+7 (812) 6430709

Yalta International Economic Forum Information portal

+7 (812) 6430709

23 October '18

Sergey Lazutkin: “Private investment in Crimea is up despite sanctions”

Sergey Lazutkin: “Private investment in Crimea is up despite sanctions”

Today, Crimea is a region of the Russian Federation with underappreciated investment opportunities. Of course, the region’s economy is largely developing due to public funds, but the amount of private investment is also on the rise. According to the Ministry of Economic Development of the Republic of Crimea, total investment in the Crimean economy doubled compared with 2017 and amounted to RUB 130 billion, while private investment amounted to roughly RUB 75 billion. This figure will continue to grow going forward.

I believe agriculture and tourism are key areas for investment. In agriculture, we are seeing an increase in production each year: winemaking companies are planting new vineyards and new enterprises are emerging. The number of tourists is growing as well, and with the opening of a new airport in Simferopol and the Crimean bridge this year, there are even more opportunities to comfortably travel to Crimea. Hence the demand for new tourism facilities: health resorts, recreation and retreat centres, and hotels. A striking example is Mriya Hotel, which opened in 2014. It has been actively developing since that time and has turned into a large-scale world-class complex with a huge number of services for its guests. It is always 100% full now during the holiday season. I am sure there will be a lot more examples of this kind and we will see a strong additional spurt in the tourism sector in the near future.

In terms of economic development, Crimea is currently lagging behind other Russian regions: the carryover from the Ukrainian period is having an effect, but this means that there are available niches in almost all industries. Plus, there is also a free economic zone with conditions that are unique to Russia. Obviously, the region has enormous potential.

Of course, any business that wants to develop in Crimea inevitably faces the question of sanctions. To some extent, this deters potential investors, both Russian and foreign. But there are numerous mechanisms that allow for getting around this issue. Not a lot of people talk about them, but numerous people know that [some companies] register branches not in Crimea, but in the Russian mainland and some act incognito. There are also those that do not pay any attention to sanctions at all.

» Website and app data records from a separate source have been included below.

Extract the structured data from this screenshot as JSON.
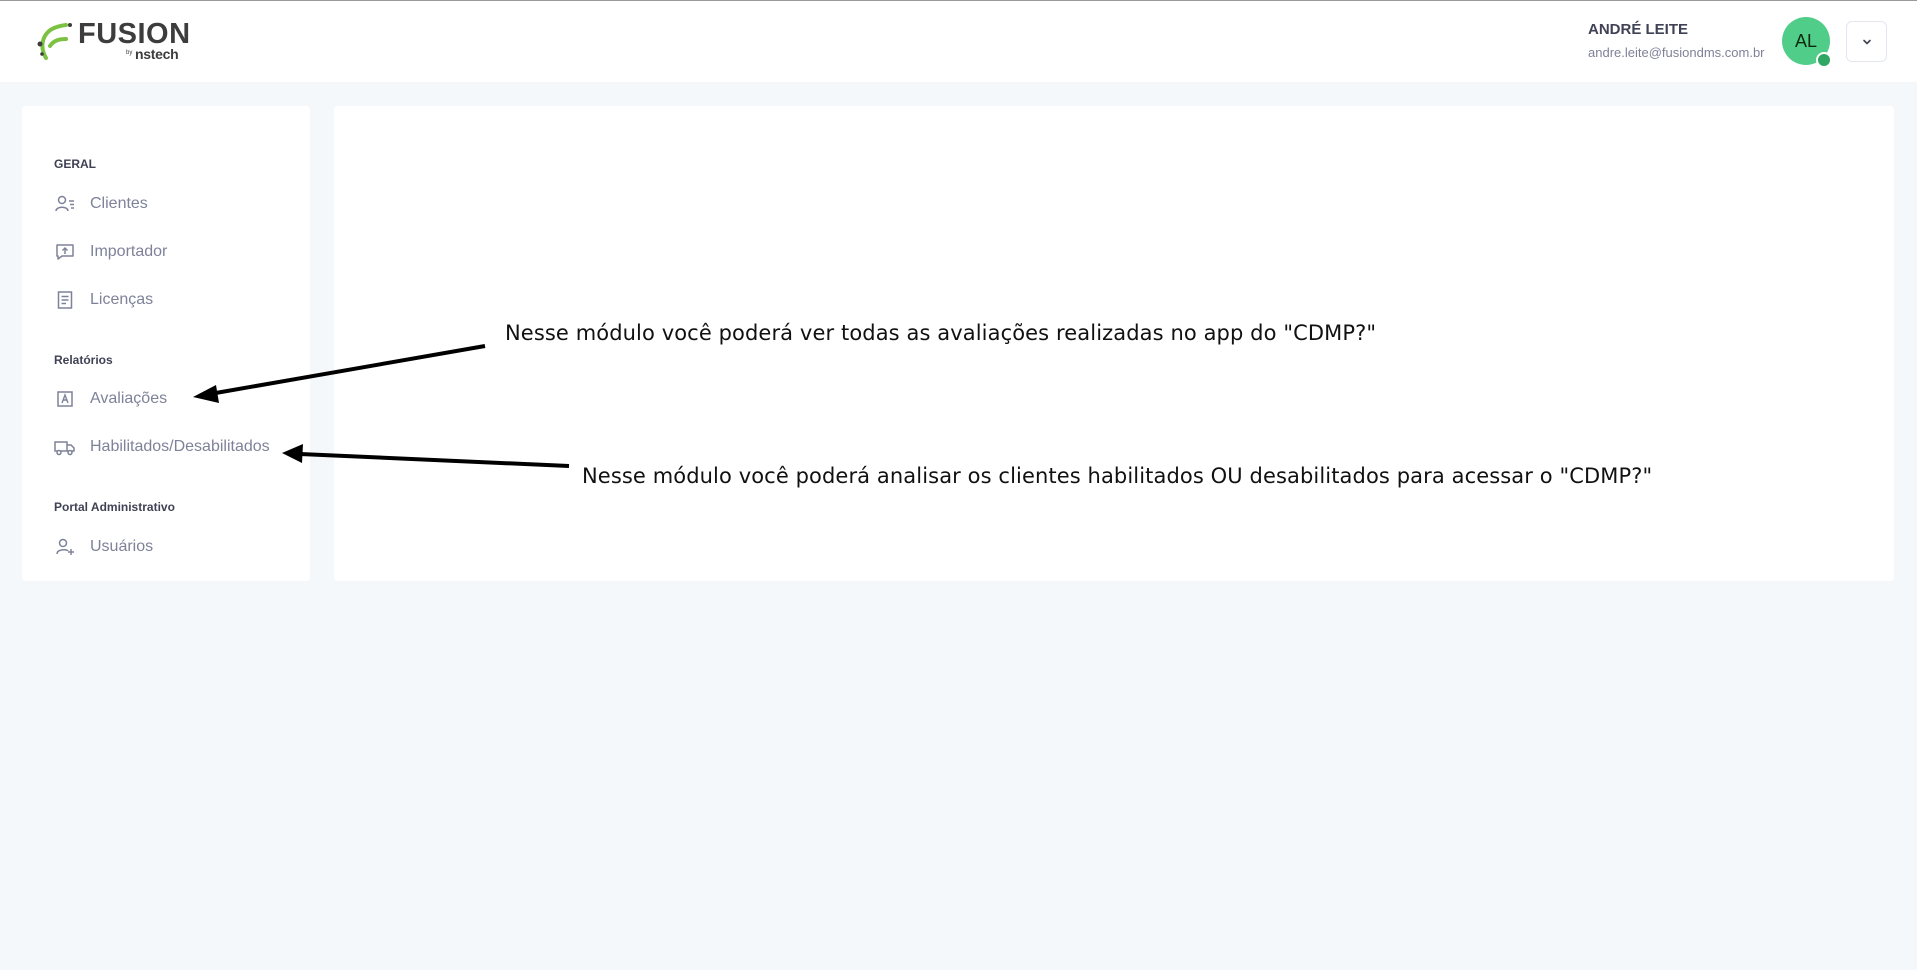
{
  "app": {
    "brand": "FUSION",
    "by": "by",
    "company": "nstech",
    "accent_color": "#7cc242"
  },
  "user": {
    "name": "ANDRÉ LEITE",
    "email": "andre.leite@fusiondms.com.br",
    "initials": "AL",
    "avatar_color": "#50cd89",
    "status": "online"
  },
  "sidebar": {
    "sections": [
      {
        "title": "GERAL",
        "items": [
          {
            "label": "Clientes",
            "icon": "user-list-icon"
          },
          {
            "label": "Importador",
            "icon": "upload-icon"
          },
          {
            "label": "Licenças",
            "icon": "document-icon"
          }
        ]
      },
      {
        "title": "Relatórios",
        "items": [
          {
            "label": "Avaliações",
            "icon": "evaluation-icon"
          },
          {
            "label": "Habilitados/Desabilitados",
            "icon": "truck-icon"
          }
        ]
      },
      {
        "title": "Portal Administrativo",
        "items": [
          {
            "label": "Usuários",
            "icon": "user-add-icon"
          }
        ]
      }
    ]
  },
  "annotations": [
    "Nesse módulo você poderá ver todas as avaliações realizadas no app do \"CDMP?\"",
    "Nesse módulo você poderá analisar os clientes habilitados OU desabilitados para acessar o \"CDMP?\""
  ]
}
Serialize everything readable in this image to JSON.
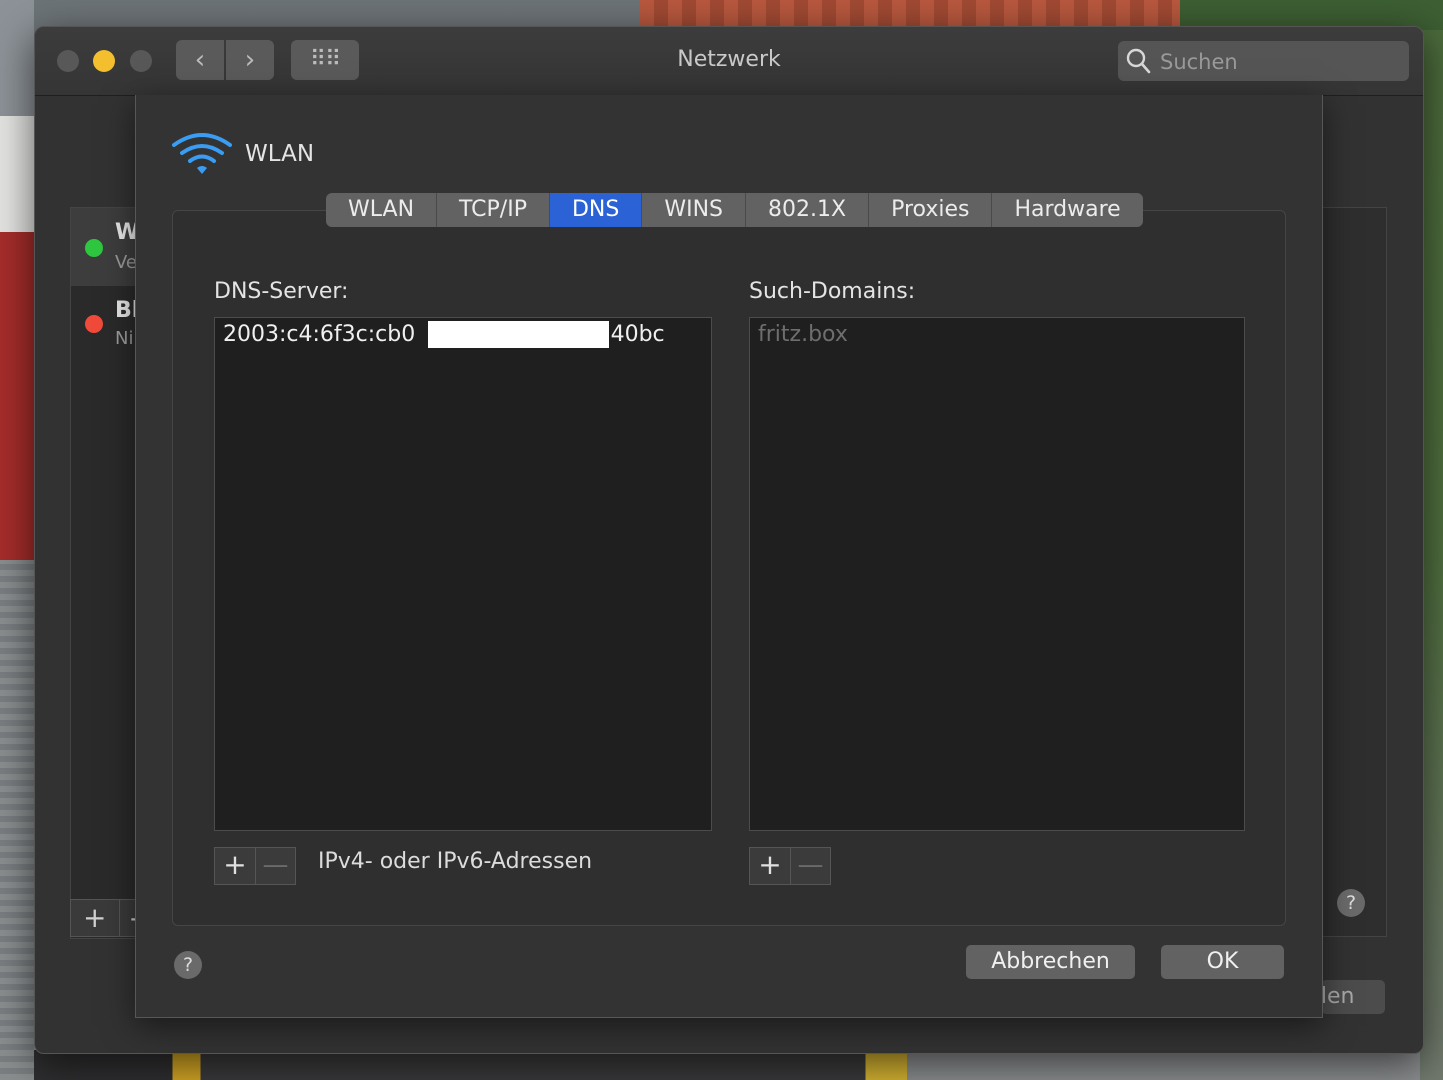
{
  "window": {
    "title": "Netzwerk",
    "search_placeholder": "Suchen",
    "nav": {
      "back": "‹",
      "forward": "›",
      "grid": "⠿⠿"
    }
  },
  "sidebar": {
    "services": [
      {
        "name": "W",
        "status": "Ve",
        "status_color": "#2fc640"
      },
      {
        "name": "Bl",
        "status": "Ni",
        "status_color": "#f04b3a"
      }
    ],
    "add": "+",
    "remove": "-"
  },
  "background": {
    "apply_label": "den",
    "help": "?"
  },
  "sheet": {
    "title": "WLAN",
    "tabs": [
      {
        "label": "WLAN",
        "active": false
      },
      {
        "label": "TCP/IP",
        "active": false
      },
      {
        "label": "DNS",
        "active": true
      },
      {
        "label": "WINS",
        "active": false
      },
      {
        "label": "802.1X",
        "active": false
      },
      {
        "label": "Proxies",
        "active": false
      },
      {
        "label": "Hardware",
        "active": false
      }
    ],
    "dns": {
      "label": "DNS-Server:",
      "entries": [
        {
          "prefix": "2003:c4:6f3c:cb0",
          "suffix": "f:40bc"
        }
      ],
      "add": "+",
      "remove": "—",
      "hint": "IPv4- oder IPv6-Adressen"
    },
    "search_domains": {
      "label": "Such-Domains:",
      "entries": [
        "fritz.box"
      ],
      "add": "+",
      "remove": "—"
    },
    "help": "?",
    "cancel": "Abbrechen",
    "ok": "OK"
  },
  "colors": {
    "accent": "#2b63d6",
    "wifi": "#3a9cf2",
    "green": "#2fc640",
    "red": "#f04b3a",
    "yellow": "#f3bf2f"
  }
}
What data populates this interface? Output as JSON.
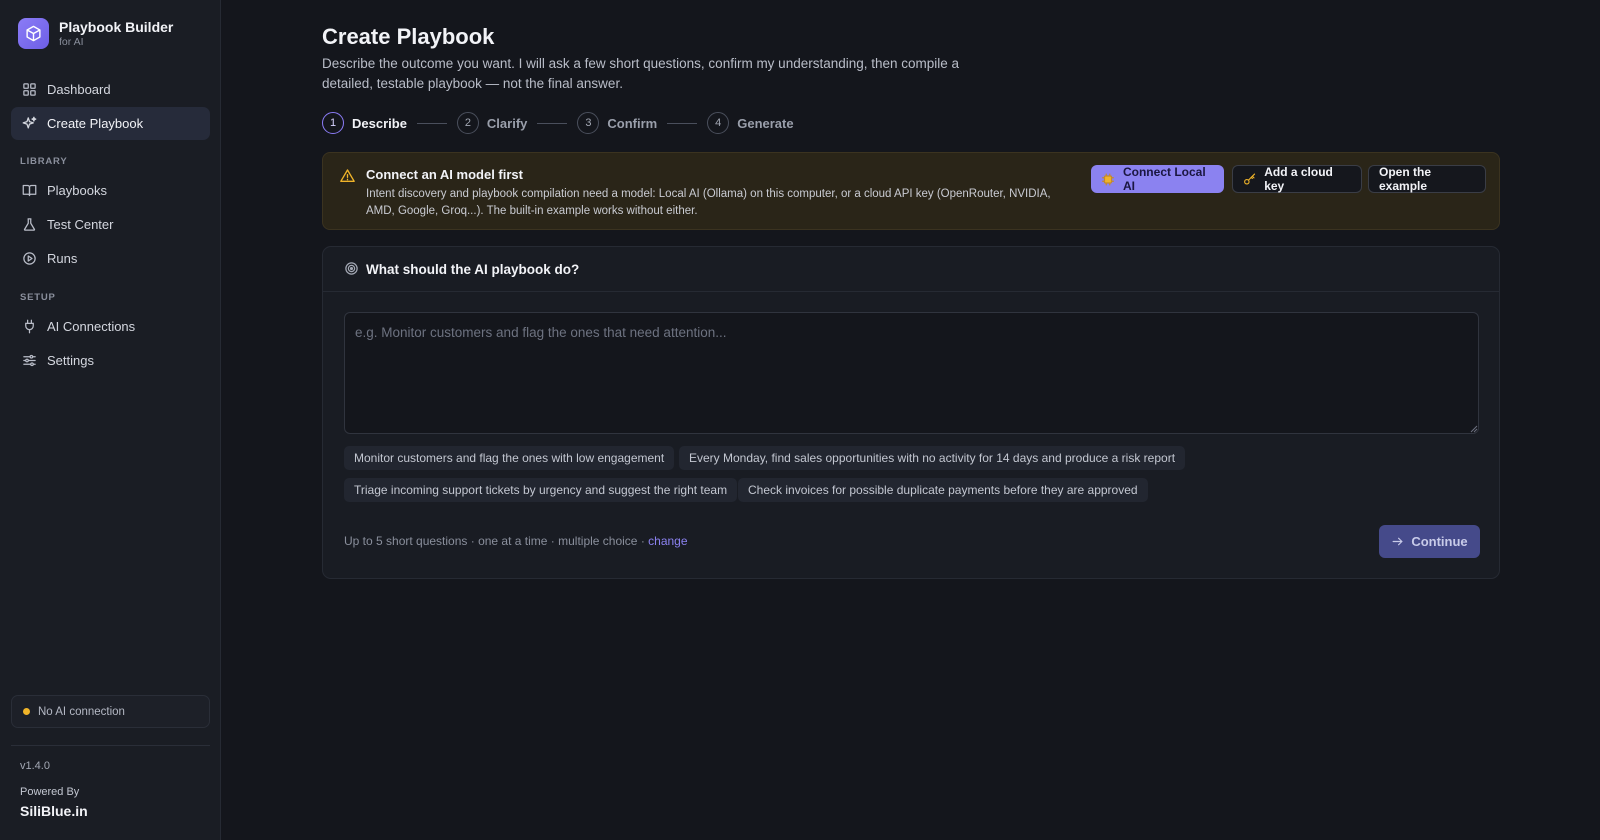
{
  "app": {
    "title": "Playbook Builder",
    "subtitle": "for AI"
  },
  "sidebar": {
    "main_items": [
      {
        "label": "Dashboard",
        "icon": "grid-icon"
      },
      {
        "label": "Create Playbook",
        "icon": "sparkle-icon",
        "active": true
      }
    ],
    "library_heading": "LIBRARY",
    "library_items": [
      {
        "label": "Playbooks",
        "icon": "book-icon"
      },
      {
        "label": "Test Center",
        "icon": "flask-icon"
      },
      {
        "label": "Runs",
        "icon": "play-circle-icon"
      }
    ],
    "setup_heading": "SETUP",
    "setup_items": [
      {
        "label": "AI Connections",
        "icon": "plug-icon"
      },
      {
        "label": "Settings",
        "icon": "sliders-icon"
      }
    ],
    "status": {
      "text": "No AI connection",
      "color": "#f0b429"
    },
    "version": "v1.4.0",
    "powered_by": "Powered By",
    "powered_brand": "SiliBlue.in"
  },
  "page": {
    "title": "Create Playbook",
    "description": "Describe the outcome you want. I will ask a few short questions, confirm my understanding, then compile a detailed, testable playbook — not the final answer."
  },
  "stepper": {
    "steps": [
      {
        "num": "1",
        "label": "Describe",
        "active": true
      },
      {
        "num": "2",
        "label": "Clarify"
      },
      {
        "num": "3",
        "label": "Confirm"
      },
      {
        "num": "4",
        "label": "Generate"
      }
    ]
  },
  "alert": {
    "title": "Connect an AI model first",
    "text": "Intent discovery and playbook compilation need a model: Local AI (Ollama) on this computer, or a cloud API key (OpenRouter, NVIDIA, AMD, Google, Groq...). The built-in example works without either.",
    "buttons": {
      "connect_local": "Connect Local AI",
      "add_cloud_key": "Add a cloud key",
      "open_example": "Open the example"
    }
  },
  "prompt_card": {
    "title": "What should the AI playbook do?",
    "placeholder": "e.g. Monitor customers and flag the ones that need attention...",
    "value": "",
    "suggestions": [
      "Monitor customers and flag the ones with low engagement",
      "Every Monday, find sales opportunities with no activity for 14 days and produce a risk report",
      "Triage incoming support tickets by urgency and suggest the right team",
      "Check invoices for possible duplicate payments before they are approved"
    ],
    "hint": "Up to 5 short questions · one at a time · multiple choice · ",
    "hint_link": "change",
    "continue_label": "Continue"
  },
  "colors": {
    "accent": "#8b82f0",
    "warning": "#f0b429",
    "background": "#14161c"
  }
}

There is business interest in the region, and it will continue to grow. This is evidenced, for example, by interest in the Yalta International Economic Forum (YIEF), which originated from our company. The first forum was attended by 600 people, while there were more than 2,000 in 2018. Special mention should also be made about the number of foreign participants: there were 34 people from 13 countries in 2015, more than 200 from 46 countries in 2017, and up to 500 foreign participants from 50 countries in 2018. This demonstrates the interest among Western politicians and businessmen and the opportunities for establishing business cooperation with the region.

We can fully expect the same dynamics to continue in the future. Today, the Yalta Forum is Russia’s main platform for demonstrating the investment opportunities and investment potential of Crimea. And in many respects, the YIEF has helped to develop the perception of Crimea as an attractive region of the Russian Federation with good prospects for business development, both among the Russian and the international business community.

Print this page